Show each line of the entries below in which the word "人生若如初见" appears.

[Excerpts from an interface dataset]
● ● ● ● ● ● ●

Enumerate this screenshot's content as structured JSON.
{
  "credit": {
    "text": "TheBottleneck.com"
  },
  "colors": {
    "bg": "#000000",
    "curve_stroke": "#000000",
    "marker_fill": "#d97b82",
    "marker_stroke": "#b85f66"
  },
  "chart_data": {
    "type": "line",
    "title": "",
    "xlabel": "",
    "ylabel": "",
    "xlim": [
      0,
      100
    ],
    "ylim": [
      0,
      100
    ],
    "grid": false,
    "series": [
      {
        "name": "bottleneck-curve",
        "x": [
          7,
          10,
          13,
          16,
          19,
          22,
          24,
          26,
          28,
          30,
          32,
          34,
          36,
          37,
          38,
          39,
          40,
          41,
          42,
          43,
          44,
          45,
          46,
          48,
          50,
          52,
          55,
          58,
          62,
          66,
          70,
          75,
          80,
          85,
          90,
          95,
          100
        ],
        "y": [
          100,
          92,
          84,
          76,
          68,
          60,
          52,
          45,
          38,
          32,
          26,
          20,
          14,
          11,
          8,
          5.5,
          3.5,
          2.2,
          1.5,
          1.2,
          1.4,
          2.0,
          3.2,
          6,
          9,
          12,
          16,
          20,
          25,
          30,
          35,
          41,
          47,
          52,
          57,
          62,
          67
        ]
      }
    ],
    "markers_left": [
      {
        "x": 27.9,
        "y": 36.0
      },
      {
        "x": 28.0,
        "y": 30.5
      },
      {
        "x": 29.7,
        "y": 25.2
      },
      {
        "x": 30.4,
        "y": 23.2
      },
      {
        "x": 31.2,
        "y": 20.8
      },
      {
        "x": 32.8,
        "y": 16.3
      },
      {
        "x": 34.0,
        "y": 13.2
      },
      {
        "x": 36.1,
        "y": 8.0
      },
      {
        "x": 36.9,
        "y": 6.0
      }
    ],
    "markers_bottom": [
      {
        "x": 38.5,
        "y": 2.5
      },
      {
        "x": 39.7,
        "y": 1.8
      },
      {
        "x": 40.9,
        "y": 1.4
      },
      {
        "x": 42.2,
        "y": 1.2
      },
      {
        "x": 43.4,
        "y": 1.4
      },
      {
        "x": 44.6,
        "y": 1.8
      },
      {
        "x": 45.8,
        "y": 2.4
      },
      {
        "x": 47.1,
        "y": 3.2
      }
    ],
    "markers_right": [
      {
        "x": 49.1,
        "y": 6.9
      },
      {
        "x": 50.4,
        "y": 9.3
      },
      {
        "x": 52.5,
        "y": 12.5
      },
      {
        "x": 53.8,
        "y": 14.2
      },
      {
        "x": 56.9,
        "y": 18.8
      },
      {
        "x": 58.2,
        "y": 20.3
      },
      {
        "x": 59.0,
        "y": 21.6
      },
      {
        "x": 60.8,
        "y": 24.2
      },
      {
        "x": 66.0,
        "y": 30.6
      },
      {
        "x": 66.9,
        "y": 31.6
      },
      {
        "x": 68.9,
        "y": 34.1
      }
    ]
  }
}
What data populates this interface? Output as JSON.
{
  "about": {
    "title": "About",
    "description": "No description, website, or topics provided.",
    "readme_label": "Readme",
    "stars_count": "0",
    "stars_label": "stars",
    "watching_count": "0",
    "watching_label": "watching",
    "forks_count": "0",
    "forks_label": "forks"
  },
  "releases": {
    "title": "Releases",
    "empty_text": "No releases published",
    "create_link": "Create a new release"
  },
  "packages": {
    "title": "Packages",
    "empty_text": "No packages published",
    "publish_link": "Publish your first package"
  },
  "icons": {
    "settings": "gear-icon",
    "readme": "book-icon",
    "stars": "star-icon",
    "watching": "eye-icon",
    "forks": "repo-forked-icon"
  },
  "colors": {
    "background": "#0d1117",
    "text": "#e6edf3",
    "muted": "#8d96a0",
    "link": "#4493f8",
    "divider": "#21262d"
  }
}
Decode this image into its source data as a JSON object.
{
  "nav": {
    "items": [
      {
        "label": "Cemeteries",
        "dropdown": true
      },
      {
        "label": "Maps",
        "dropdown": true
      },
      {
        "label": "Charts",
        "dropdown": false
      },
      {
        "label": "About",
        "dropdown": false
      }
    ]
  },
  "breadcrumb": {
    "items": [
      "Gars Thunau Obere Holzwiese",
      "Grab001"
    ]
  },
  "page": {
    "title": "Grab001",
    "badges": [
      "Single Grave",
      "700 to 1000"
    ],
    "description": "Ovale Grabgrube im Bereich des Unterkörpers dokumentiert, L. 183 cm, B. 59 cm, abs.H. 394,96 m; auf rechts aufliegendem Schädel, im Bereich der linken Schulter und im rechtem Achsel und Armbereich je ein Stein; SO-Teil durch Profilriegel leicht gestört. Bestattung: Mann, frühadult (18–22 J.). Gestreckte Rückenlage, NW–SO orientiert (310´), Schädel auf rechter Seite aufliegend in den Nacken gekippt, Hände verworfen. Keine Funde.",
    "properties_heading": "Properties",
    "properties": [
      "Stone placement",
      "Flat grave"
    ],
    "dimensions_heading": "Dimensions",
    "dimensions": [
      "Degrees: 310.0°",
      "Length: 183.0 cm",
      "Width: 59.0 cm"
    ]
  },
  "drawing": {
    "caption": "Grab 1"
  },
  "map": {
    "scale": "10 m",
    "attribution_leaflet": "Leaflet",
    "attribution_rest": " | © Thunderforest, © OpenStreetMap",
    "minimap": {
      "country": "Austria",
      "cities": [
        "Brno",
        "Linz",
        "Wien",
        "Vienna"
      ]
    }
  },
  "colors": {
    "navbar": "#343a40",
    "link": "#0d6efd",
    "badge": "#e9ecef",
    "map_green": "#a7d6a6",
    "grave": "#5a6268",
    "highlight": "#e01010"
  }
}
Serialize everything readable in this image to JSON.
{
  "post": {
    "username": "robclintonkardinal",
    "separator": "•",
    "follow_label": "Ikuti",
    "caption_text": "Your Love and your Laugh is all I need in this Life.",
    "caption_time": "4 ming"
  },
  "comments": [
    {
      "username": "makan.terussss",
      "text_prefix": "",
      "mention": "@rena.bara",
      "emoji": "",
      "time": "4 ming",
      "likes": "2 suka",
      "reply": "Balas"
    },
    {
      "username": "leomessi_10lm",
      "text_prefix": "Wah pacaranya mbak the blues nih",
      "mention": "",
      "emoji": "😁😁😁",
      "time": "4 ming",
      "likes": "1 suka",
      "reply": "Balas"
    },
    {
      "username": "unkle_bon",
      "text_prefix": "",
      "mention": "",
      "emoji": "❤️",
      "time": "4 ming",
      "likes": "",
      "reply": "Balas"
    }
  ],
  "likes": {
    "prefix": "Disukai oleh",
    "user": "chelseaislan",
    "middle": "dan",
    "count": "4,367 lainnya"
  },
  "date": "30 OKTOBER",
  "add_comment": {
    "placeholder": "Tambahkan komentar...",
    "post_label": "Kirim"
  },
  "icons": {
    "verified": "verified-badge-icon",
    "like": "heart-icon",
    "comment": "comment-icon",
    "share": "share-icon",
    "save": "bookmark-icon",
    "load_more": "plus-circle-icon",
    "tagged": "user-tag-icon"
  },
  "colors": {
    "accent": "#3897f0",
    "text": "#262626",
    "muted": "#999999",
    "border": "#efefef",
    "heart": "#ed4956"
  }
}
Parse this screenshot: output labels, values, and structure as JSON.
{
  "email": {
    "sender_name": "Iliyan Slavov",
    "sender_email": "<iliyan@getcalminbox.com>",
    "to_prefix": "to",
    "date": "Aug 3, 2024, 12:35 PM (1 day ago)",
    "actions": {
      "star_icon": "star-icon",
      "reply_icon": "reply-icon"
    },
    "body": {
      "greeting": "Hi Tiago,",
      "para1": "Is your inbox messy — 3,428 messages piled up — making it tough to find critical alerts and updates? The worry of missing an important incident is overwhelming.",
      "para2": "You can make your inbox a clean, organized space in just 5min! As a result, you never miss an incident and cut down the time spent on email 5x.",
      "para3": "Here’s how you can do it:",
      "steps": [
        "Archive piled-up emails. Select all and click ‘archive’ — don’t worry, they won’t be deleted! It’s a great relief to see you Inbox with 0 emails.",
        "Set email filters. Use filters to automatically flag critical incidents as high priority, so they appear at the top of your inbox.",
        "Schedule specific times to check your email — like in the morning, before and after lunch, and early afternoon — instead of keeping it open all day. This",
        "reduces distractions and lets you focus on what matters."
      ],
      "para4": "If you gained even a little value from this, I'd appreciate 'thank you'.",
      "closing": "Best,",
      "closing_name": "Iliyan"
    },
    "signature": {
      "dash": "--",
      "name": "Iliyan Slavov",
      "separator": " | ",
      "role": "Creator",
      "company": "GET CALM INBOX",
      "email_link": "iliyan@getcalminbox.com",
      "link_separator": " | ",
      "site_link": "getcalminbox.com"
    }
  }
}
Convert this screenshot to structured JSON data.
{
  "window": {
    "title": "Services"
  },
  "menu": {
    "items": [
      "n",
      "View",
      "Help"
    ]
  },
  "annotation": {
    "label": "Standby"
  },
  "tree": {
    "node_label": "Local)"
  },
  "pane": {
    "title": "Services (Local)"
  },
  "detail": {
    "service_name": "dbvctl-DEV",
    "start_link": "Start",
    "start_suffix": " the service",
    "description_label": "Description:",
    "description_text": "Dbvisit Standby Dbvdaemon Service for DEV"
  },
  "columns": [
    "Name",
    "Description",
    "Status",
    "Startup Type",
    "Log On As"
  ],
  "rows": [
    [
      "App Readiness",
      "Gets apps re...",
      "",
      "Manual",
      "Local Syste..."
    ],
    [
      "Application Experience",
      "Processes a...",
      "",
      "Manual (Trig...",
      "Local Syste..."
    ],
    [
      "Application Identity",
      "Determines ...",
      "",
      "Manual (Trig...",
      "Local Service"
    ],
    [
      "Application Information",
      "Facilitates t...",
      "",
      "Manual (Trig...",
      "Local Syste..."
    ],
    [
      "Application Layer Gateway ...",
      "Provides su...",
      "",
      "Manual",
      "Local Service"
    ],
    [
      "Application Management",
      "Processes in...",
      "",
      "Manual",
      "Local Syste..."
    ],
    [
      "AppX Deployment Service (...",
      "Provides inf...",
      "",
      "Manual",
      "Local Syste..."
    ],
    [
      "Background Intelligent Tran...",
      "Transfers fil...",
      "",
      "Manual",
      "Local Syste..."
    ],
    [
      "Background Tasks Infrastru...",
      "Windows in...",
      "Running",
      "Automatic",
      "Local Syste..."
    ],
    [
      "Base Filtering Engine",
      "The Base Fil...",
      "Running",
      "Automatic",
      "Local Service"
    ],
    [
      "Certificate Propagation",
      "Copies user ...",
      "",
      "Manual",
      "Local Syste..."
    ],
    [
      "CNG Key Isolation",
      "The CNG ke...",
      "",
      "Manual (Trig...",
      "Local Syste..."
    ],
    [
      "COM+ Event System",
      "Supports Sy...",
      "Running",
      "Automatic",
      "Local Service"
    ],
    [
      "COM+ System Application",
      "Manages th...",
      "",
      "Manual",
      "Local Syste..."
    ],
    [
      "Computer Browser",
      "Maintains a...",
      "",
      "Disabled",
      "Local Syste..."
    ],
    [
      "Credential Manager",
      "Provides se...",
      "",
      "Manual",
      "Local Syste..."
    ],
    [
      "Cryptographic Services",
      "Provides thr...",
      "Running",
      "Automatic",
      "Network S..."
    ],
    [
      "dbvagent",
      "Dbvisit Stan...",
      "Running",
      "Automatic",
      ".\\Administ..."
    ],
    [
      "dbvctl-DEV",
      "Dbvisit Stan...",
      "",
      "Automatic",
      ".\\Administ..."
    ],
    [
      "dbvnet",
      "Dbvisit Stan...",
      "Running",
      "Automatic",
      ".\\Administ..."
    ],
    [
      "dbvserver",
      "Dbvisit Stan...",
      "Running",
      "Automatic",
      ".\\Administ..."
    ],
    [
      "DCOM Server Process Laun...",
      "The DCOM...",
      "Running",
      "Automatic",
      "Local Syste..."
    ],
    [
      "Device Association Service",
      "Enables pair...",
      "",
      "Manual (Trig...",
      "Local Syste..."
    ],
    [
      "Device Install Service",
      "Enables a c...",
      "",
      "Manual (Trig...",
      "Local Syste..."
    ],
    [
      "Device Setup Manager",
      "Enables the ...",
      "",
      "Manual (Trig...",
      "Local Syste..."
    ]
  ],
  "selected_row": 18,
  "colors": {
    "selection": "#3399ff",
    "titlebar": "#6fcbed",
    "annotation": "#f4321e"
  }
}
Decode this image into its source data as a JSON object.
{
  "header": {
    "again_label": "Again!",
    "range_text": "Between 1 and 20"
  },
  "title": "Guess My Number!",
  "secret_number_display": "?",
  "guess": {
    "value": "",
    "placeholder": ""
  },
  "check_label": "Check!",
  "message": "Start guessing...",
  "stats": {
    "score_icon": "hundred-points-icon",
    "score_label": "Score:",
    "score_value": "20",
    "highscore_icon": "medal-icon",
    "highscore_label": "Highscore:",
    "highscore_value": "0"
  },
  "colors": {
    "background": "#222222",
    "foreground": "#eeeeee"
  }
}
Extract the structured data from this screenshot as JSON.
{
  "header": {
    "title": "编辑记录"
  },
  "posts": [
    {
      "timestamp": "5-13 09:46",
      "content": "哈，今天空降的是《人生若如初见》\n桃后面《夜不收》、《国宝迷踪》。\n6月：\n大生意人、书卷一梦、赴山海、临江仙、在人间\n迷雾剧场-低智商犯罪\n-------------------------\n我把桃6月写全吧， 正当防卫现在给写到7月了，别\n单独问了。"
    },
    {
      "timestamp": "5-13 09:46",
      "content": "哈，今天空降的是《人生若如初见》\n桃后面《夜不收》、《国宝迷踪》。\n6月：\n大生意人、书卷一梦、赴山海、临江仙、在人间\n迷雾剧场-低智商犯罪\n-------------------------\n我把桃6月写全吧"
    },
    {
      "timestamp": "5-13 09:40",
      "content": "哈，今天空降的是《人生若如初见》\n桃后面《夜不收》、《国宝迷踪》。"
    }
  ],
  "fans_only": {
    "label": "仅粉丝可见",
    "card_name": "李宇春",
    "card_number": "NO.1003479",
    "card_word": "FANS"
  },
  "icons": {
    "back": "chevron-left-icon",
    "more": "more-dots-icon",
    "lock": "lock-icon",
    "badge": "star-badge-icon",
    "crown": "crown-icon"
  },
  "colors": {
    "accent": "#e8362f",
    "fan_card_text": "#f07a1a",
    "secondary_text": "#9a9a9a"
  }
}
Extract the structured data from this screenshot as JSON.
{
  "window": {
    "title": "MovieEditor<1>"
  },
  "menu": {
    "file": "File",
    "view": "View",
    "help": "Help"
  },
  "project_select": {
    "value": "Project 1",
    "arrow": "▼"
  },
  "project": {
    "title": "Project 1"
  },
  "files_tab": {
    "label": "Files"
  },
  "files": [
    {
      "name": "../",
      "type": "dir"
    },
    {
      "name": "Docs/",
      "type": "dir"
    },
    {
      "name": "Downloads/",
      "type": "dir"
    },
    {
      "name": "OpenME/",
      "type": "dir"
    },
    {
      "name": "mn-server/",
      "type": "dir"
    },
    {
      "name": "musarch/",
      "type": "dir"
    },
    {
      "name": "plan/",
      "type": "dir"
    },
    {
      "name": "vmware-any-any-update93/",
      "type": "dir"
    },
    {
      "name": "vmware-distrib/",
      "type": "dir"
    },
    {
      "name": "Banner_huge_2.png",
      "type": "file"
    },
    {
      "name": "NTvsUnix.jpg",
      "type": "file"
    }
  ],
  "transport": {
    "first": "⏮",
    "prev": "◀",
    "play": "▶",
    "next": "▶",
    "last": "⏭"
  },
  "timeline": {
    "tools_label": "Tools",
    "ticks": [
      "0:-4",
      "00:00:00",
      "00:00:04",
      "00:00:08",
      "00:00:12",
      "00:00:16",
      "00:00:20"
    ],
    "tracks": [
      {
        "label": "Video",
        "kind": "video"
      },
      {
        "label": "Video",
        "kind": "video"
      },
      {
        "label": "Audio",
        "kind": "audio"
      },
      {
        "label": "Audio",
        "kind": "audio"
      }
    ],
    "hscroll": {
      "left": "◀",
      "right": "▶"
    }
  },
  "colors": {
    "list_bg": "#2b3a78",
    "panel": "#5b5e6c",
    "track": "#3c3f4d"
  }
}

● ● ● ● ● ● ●

- Answer for this exercise -
      "content": "哈，今天空降的是《人生若如初见》\n桃后面《夜不收》、《国宝迷踪》。\n6月：\n大生意人、书卷一梦、赴山海、临江仙、在人间\n迷雾剧场-低智商犯罪\n-------------------------\n我把桃6月写全吧， 正当防卫现在给写到7月了，别\n单独问了。"
      "content": "哈，今天空降的是《人生若如初见》\n桃后面《夜不收》、《国宝迷踪》。\n6月：\n大生意人、书卷一梦、赴山海、临江仙、在人间\n迷雾剧场-低智商犯罪\n-------------------------\n我把桃6月写全吧"
      "content": "哈，今天空降的是《人生若如初见》\n桃后面《夜不收》、《国宝迷踪》。"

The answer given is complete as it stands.